Exercise prompt
Copies of all lines that contain "this" are needed; take them from the data below.

Given records
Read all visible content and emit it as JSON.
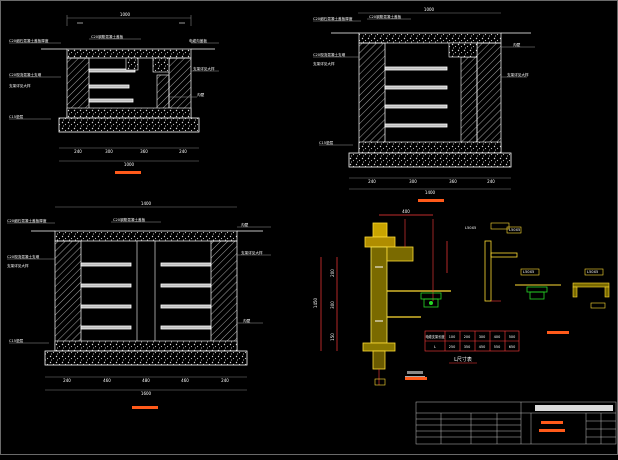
{
  "drawing": {
    "sec_a_title": "",
    "sec_b_title": "",
    "sec_c_title": "",
    "lr_caption": "L尺寸表",
    "labels": {
      "a1": "C20细石混凝土盖板厚度",
      "a2": "C20钢筋混凝土盖板",
      "a3": "C20现浇混凝土支墩",
      "a4": "支架详见大样",
      "a5": "C15垫层",
      "a6": "沟壁",
      "a7": "电缆沟盖板",
      "b1": "C20细石混凝土盖板厚度",
      "b2": "C20钢筋混凝土盖板",
      "b3": "C20现浇混凝土支墩",
      "b4": "支架详见大样",
      "b5": "C15垫层",
      "b6": "沟壁",
      "c1": "C20细石混凝土盖板厚度",
      "c2": "C20钢筋混凝土盖板",
      "c3": "C20现浇混凝土支墩",
      "c4": "支架详见大样",
      "c5": "C15垫层",
      "c6": "沟壁",
      "d1": "L50X5",
      "d2": "L50X5",
      "d3": "L50X5"
    },
    "dims": {
      "a_top": "1000",
      "a_bottom": [
        "240",
        "300",
        "360",
        "240"
      ],
      "a_total": "1000",
      "b_top": "1000",
      "b_bottom": [
        "240",
        "300",
        "360",
        "240"
      ],
      "b_total": "1400",
      "c_top": "1400",
      "c_bottom": [
        "240",
        "460",
        "480",
        "460",
        "240"
      ],
      "c_total": "1600",
      "d_top": "400",
      "d_side": [
        "200",
        "300",
        "150"
      ],
      "d_height": "1450"
    },
    "table": {
      "rows": [
        [
          "电缆支架长度",
          "100",
          "200",
          "300",
          "400",
          "500"
        ],
        [
          "L",
          "250",
          "350",
          "450",
          "550",
          "650"
        ]
      ]
    },
    "title_block": {
      "header": "",
      "note": ""
    }
  }
}
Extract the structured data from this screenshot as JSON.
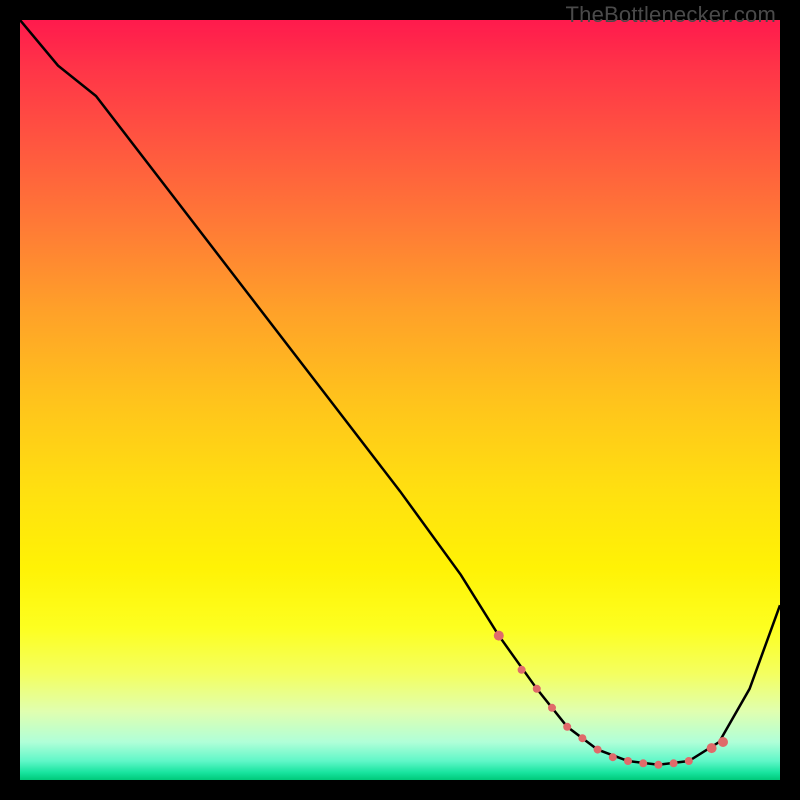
{
  "watermark": "TheBottlenecker.com",
  "chart_data": {
    "type": "line",
    "title": "",
    "xlabel": "",
    "ylabel": "",
    "xlim": [
      0,
      100
    ],
    "ylim": [
      0,
      100
    ],
    "series": [
      {
        "name": "curve",
        "x": [
          0,
          5,
          10,
          20,
          30,
          40,
          50,
          58,
          63,
          68,
          72,
          76,
          80,
          84,
          88,
          92,
          96,
          100
        ],
        "y": [
          100,
          94,
          90,
          77,
          64,
          51,
          38,
          27,
          19,
          12,
          7,
          4,
          2.5,
          2,
          2.5,
          5,
          12,
          23
        ]
      }
    ],
    "markers": {
      "name": "highlight-dots",
      "color": "#e06a6a",
      "x": [
        63,
        66,
        68,
        70,
        72,
        74,
        76,
        78,
        80,
        82,
        84,
        86,
        88,
        91,
        92.5
      ],
      "y": [
        19,
        14.5,
        12,
        9.5,
        7,
        5.5,
        4,
        3,
        2.5,
        2.2,
        2,
        2.2,
        2.5,
        4.2,
        5
      ]
    }
  }
}
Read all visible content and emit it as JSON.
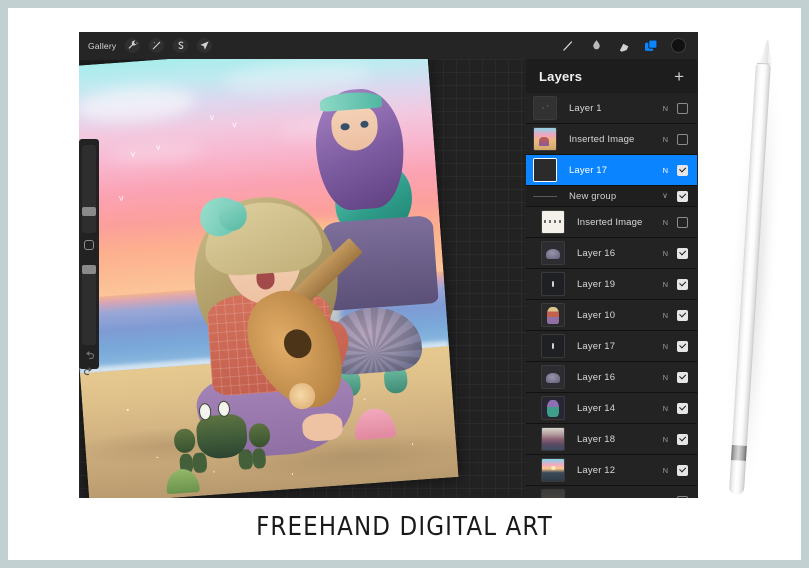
{
  "frame": {
    "border_color": "#c2d0d2",
    "page_color": "#ffffff"
  },
  "caption": {
    "text": "FREEHAND DIGITAL ART"
  },
  "app": {
    "accent_color": "#0a84ff",
    "background_color": "#1b1b1b"
  },
  "toolbar": {
    "gallery_label": "Gallery",
    "left_tools": [
      {
        "name": "adjustments-wrench-icon",
        "label": "Actions"
      },
      {
        "name": "magic-wand-icon",
        "label": "Adjustments"
      },
      {
        "name": "selection-s-icon",
        "label": "Selection"
      },
      {
        "name": "transform-arrow-icon",
        "label": "Transform"
      }
    ],
    "right_tools": [
      {
        "name": "brush-icon",
        "label": "Paint"
      },
      {
        "name": "smudge-icon",
        "label": "Smudge"
      },
      {
        "name": "eraser-icon",
        "label": "Erase"
      },
      {
        "name": "layers-icon",
        "label": "Layers",
        "active": true
      },
      {
        "name": "color-swatch-icon",
        "label": "Color",
        "color": "#111111"
      }
    ]
  },
  "sidebar": {
    "brush_size_label": "Brush size",
    "opacity_label": "Opacity",
    "modify_label": "Modify",
    "undo_label": "Undo",
    "redo_label": "Redo"
  },
  "layers_panel": {
    "title": "Layers",
    "add_label": "+",
    "blend_mode_short": "N",
    "group_chevron": "∨",
    "rows": [
      {
        "name": "Layer 1",
        "mode": "N",
        "checked": false,
        "selected": false,
        "group": false,
        "indent": false,
        "thumb": "th-sketch"
      },
      {
        "name": "Inserted Image",
        "mode": "N",
        "checked": false,
        "selected": false,
        "group": false,
        "indent": false,
        "thumb": "th-beach"
      },
      {
        "name": "Layer 17",
        "mode": "N",
        "checked": true,
        "selected": true,
        "group": false,
        "indent": false,
        "thumb": "th-dark"
      },
      {
        "name": "New group",
        "mode": "",
        "checked": true,
        "selected": false,
        "group": true,
        "indent": false,
        "thumb": "line"
      },
      {
        "name": "Inserted Image",
        "mode": "N",
        "checked": false,
        "selected": false,
        "group": false,
        "indent": true,
        "thumb": "th-wave"
      },
      {
        "name": "Layer 16",
        "mode": "N",
        "checked": true,
        "selected": false,
        "group": false,
        "indent": true,
        "thumb": "th-turtle"
      },
      {
        "name": "Layer 19",
        "mode": "N",
        "checked": true,
        "selected": false,
        "group": false,
        "indent": true,
        "thumb": "th-dot"
      },
      {
        "name": "Layer 10",
        "mode": "N",
        "checked": true,
        "selected": false,
        "group": false,
        "indent": true,
        "thumb": "th-girl"
      },
      {
        "name": "Layer 17",
        "mode": "N",
        "checked": true,
        "selected": false,
        "group": false,
        "indent": true,
        "thumb": "th-dot"
      },
      {
        "name": "Layer 16",
        "mode": "N",
        "checked": true,
        "selected": false,
        "group": false,
        "indent": true,
        "thumb": "th-turtle"
      },
      {
        "name": "Layer 14",
        "mode": "N",
        "checked": true,
        "selected": false,
        "group": false,
        "indent": true,
        "thumb": "th-mermaid"
      },
      {
        "name": "Layer 18",
        "mode": "N",
        "checked": true,
        "selected": false,
        "group": false,
        "indent": true,
        "thumb": "th-horizon"
      },
      {
        "name": "Layer 12",
        "mode": "N",
        "checked": true,
        "selected": false,
        "group": false,
        "indent": true,
        "thumb": "th-sunset"
      },
      {
        "name": "",
        "mode": "",
        "checked": false,
        "selected": false,
        "group": false,
        "indent": true,
        "thumb": "th-partial"
      }
    ]
  },
  "artwork": {
    "description": "Girl playing guitar on beach at sunset with mermaid, turtle, crab and shells",
    "rotation_deg": -4.2
  },
  "stylus": {
    "name": "apple-pencil",
    "body_color": "#ffffff",
    "band_color": "#b8b8b8"
  }
}
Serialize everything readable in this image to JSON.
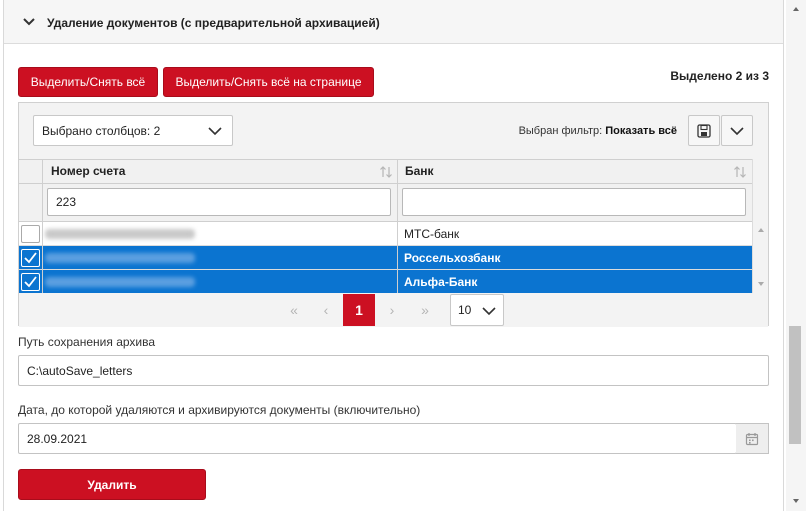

Exercise response
Extract the structured data from this screenshot as JSON.
Serialize everything readable in this image to JSON.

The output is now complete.